_LISTED ENTRIES_.
---

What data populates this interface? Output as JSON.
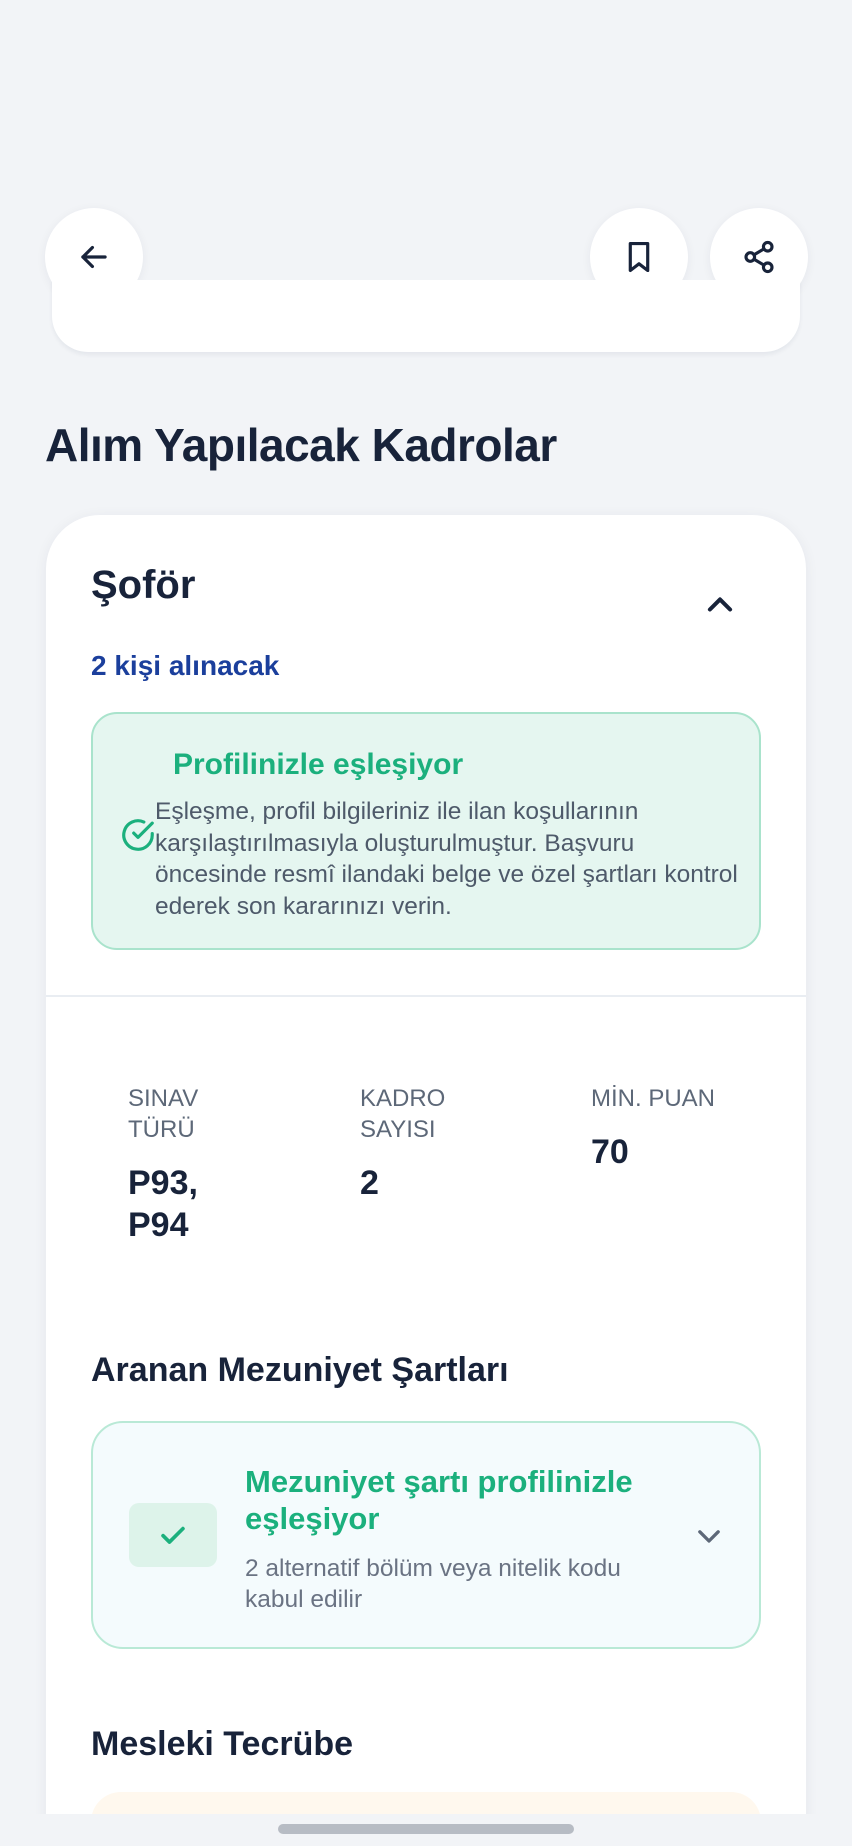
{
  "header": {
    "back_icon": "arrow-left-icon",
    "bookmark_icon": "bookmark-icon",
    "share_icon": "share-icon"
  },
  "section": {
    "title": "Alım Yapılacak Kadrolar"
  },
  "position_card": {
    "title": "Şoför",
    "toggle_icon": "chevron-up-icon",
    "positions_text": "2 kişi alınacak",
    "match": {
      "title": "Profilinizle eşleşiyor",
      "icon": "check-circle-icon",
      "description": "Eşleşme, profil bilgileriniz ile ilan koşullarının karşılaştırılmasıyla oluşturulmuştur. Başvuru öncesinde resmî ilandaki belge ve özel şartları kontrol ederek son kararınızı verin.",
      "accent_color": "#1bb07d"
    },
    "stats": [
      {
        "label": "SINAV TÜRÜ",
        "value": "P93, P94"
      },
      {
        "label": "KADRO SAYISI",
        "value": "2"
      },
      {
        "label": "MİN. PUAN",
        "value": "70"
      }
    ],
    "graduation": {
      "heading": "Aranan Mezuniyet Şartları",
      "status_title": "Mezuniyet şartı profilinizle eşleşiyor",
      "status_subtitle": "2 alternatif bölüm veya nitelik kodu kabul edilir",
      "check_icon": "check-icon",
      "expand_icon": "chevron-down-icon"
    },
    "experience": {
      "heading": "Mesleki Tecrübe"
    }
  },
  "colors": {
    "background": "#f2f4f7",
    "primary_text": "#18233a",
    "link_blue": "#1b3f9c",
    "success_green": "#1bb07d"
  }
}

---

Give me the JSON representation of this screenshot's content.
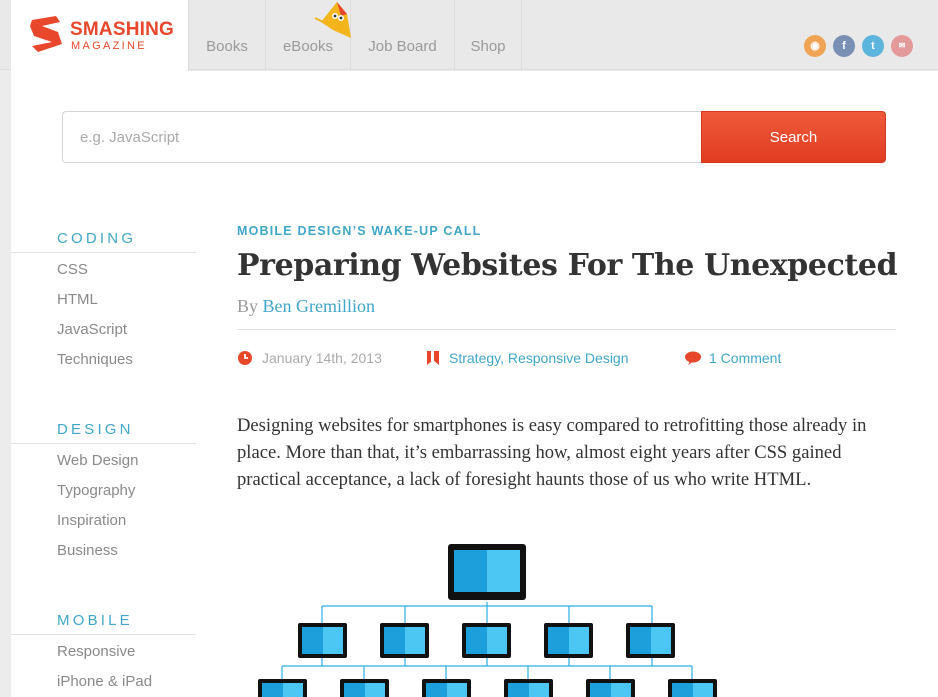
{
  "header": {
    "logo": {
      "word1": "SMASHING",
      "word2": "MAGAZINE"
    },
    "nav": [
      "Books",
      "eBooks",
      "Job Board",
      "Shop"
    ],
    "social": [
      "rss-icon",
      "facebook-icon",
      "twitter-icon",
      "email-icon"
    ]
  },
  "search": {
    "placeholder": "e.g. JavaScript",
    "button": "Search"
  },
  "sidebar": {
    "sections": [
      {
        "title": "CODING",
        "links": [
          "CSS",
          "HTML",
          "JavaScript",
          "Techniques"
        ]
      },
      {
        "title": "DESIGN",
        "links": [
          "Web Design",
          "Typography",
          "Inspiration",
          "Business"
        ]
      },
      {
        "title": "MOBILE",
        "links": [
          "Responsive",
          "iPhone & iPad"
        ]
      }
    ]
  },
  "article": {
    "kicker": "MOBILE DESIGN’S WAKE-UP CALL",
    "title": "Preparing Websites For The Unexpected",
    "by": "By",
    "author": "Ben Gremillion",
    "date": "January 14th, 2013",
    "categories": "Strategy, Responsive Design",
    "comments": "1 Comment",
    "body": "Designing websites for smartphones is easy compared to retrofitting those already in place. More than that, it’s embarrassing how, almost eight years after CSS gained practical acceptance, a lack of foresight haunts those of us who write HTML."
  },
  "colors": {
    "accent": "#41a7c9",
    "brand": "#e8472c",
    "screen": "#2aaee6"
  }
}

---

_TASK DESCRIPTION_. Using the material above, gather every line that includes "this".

_FINISHED TASK_.
What data populates this interface? Output as JSON.
Give me the JSON representation of this screenshot's content.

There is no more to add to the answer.